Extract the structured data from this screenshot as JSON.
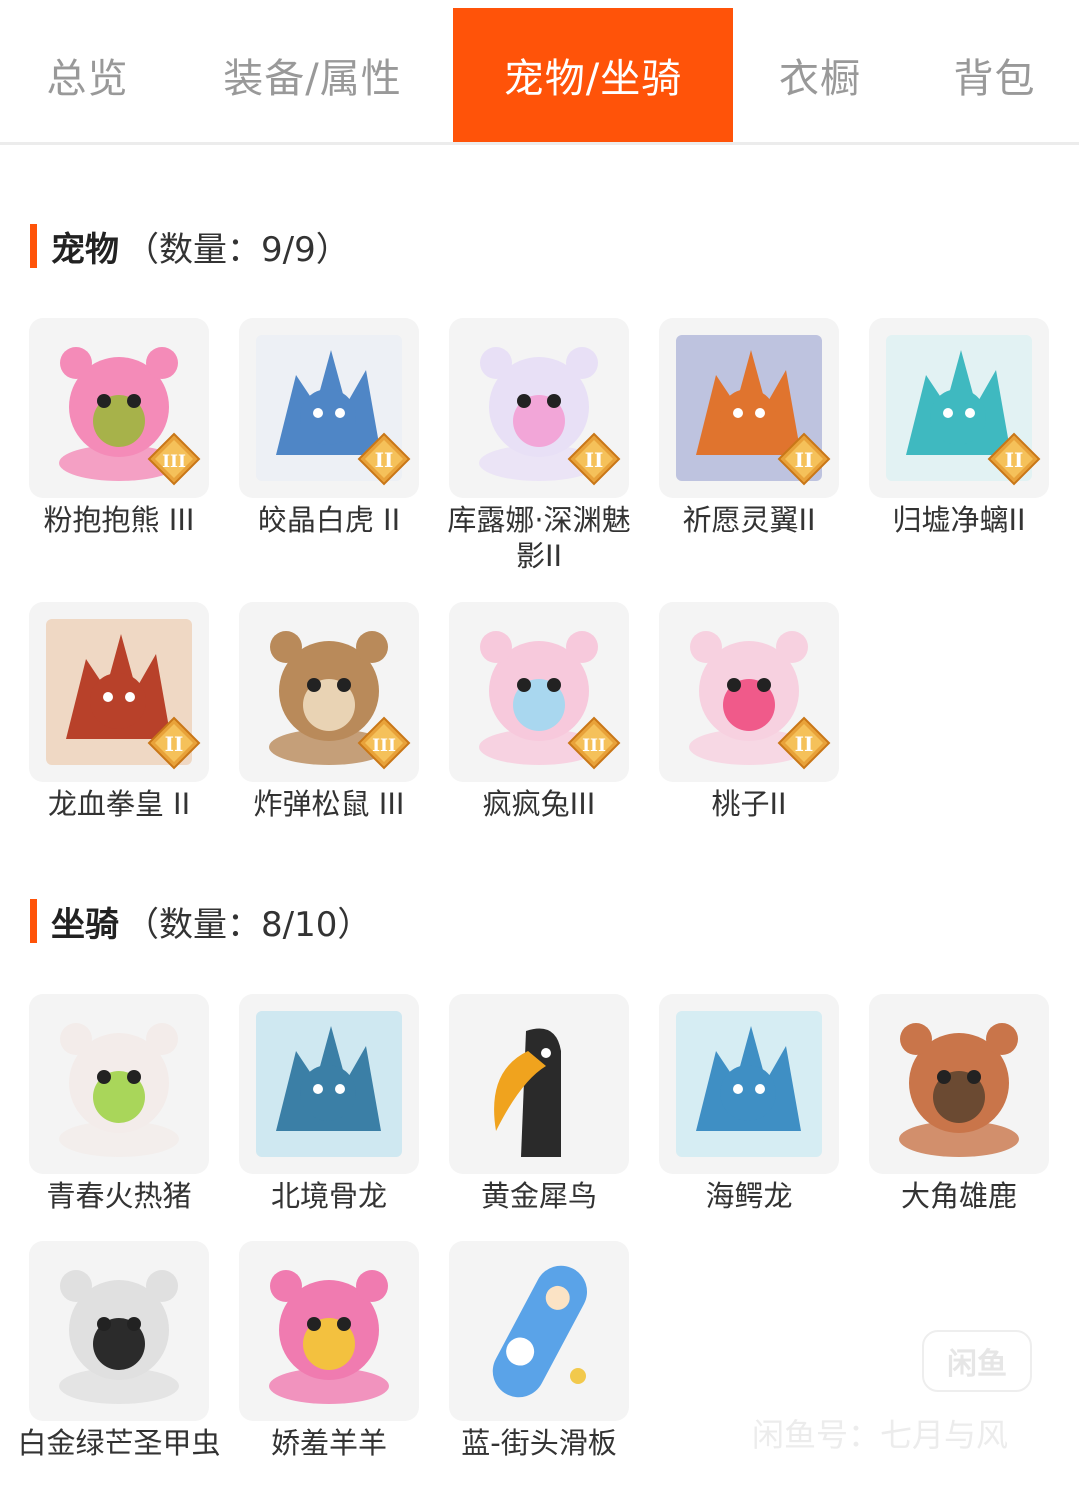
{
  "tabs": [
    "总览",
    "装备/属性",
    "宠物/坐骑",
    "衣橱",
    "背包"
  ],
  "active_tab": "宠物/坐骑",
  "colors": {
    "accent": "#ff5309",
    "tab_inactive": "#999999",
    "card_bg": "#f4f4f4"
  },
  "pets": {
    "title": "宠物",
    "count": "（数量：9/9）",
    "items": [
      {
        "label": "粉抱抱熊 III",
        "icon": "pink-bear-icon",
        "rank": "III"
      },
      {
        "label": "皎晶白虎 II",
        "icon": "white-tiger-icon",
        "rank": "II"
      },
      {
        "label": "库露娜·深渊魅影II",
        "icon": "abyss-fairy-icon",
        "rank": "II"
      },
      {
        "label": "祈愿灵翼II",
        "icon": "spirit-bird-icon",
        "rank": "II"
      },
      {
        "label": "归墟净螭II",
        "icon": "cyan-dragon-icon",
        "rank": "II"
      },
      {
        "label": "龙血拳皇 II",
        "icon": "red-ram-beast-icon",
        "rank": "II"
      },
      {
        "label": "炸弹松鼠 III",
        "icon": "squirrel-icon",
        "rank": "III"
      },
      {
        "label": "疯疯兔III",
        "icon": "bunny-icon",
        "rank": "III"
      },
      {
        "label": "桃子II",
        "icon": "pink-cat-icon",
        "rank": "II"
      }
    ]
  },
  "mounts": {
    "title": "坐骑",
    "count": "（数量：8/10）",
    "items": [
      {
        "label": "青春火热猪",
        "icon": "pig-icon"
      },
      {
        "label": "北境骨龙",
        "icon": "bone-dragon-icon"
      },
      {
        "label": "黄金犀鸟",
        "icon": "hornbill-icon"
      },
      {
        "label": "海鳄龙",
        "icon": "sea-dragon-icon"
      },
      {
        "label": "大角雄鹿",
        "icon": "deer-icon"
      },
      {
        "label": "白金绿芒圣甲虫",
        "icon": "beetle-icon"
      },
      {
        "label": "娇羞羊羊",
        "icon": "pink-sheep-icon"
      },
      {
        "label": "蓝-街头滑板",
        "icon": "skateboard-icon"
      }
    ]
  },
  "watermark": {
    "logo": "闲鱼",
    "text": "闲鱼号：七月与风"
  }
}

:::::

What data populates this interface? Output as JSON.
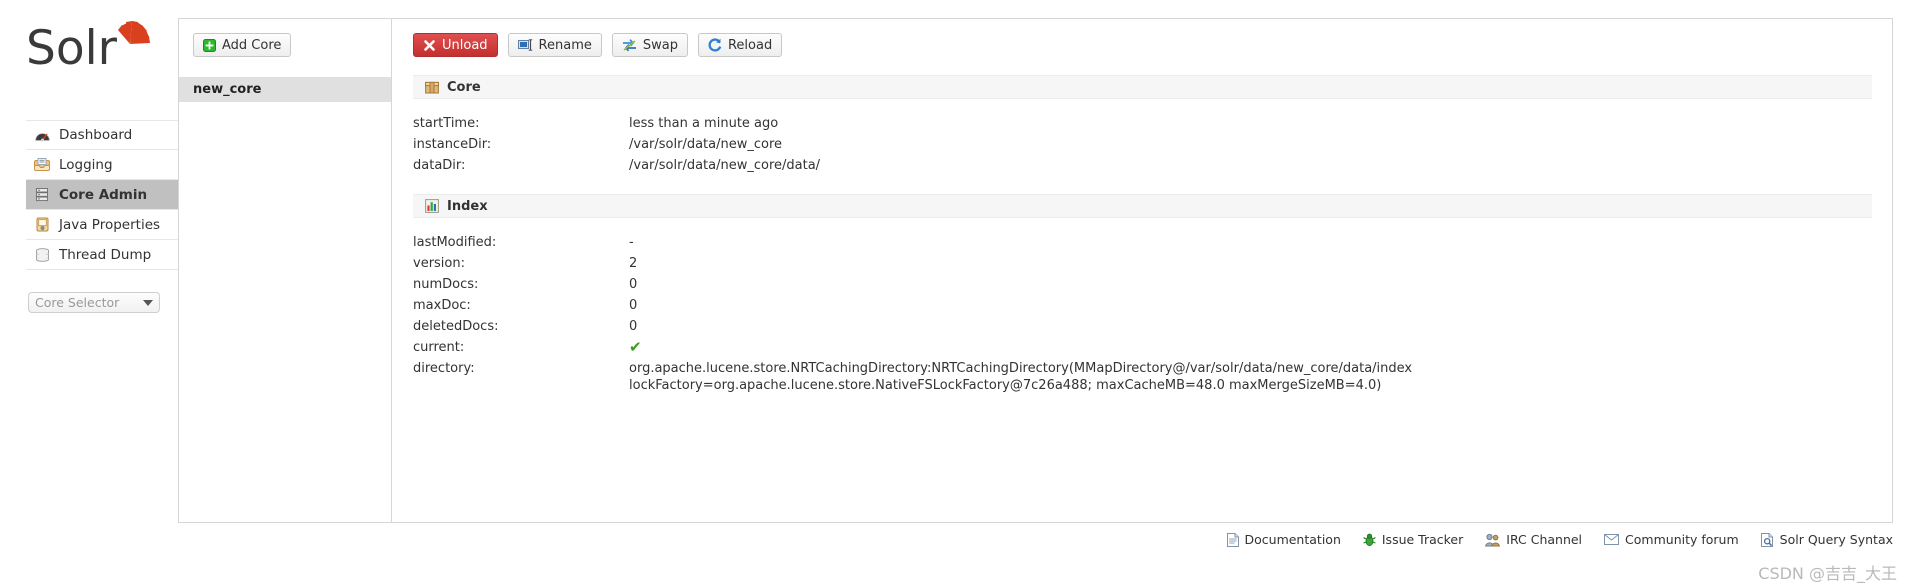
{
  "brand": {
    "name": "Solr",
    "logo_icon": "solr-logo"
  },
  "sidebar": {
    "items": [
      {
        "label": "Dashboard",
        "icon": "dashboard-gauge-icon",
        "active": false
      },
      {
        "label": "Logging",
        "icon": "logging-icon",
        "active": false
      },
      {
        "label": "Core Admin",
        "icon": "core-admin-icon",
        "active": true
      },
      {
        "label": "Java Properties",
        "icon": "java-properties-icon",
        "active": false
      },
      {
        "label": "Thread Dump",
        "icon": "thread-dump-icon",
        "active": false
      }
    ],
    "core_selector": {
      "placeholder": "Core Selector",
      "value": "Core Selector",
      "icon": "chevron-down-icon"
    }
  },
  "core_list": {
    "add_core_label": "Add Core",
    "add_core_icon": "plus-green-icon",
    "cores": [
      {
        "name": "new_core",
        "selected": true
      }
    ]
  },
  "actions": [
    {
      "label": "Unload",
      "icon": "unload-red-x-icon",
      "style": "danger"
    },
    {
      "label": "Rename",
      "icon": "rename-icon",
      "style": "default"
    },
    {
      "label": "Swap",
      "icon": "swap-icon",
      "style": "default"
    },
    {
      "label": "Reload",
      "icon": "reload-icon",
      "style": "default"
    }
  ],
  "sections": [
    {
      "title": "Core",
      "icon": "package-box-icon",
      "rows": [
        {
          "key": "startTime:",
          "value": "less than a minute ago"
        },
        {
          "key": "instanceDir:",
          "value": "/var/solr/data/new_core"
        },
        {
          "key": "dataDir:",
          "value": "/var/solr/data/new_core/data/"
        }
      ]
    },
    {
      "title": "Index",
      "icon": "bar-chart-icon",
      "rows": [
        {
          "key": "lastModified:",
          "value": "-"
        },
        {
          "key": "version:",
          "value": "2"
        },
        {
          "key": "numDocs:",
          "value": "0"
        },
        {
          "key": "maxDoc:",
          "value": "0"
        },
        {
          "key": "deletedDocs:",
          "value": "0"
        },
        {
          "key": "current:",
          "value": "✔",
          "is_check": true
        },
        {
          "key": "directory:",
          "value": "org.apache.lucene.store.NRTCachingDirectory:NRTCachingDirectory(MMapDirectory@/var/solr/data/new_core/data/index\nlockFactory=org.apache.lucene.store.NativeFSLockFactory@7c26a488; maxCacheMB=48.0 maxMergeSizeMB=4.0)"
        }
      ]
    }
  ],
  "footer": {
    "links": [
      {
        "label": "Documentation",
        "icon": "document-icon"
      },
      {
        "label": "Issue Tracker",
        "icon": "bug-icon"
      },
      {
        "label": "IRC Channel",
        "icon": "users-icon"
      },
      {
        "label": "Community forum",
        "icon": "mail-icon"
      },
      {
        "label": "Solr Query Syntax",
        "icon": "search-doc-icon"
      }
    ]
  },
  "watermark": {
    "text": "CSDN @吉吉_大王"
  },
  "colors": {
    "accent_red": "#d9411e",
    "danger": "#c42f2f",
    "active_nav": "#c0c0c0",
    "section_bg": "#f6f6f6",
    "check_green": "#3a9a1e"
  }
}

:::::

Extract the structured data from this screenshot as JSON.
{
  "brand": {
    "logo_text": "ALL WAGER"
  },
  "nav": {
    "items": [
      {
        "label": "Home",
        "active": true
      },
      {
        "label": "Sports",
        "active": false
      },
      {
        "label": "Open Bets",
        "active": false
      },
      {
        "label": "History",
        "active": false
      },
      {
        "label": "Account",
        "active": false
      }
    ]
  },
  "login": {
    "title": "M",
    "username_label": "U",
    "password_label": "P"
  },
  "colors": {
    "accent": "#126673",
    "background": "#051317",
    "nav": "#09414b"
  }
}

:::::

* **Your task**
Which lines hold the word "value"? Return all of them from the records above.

* **The completed task**
      "value": "Core Selector",
          "value": "less than a minute ago"
          "value": "/var/solr/data/new_core"
          "value": "/var/solr/data/new_core/data/"
          "value": "-"
          "value": "2"
          "value": "0"
          "value": "0"
          "value": "0"
          "value": "✔",
          "value": "org.apache.lucene.store.NRTCachingDirectory:NRTCachingDirectory(MMapDirectory@/var/solr/data/new_core/data/index\nlockFactory=org.apache.lucene.store.NativeFSLockFactory@7c26a488; maxCacheMB=48.0 maxMergeSizeMB=4.0)"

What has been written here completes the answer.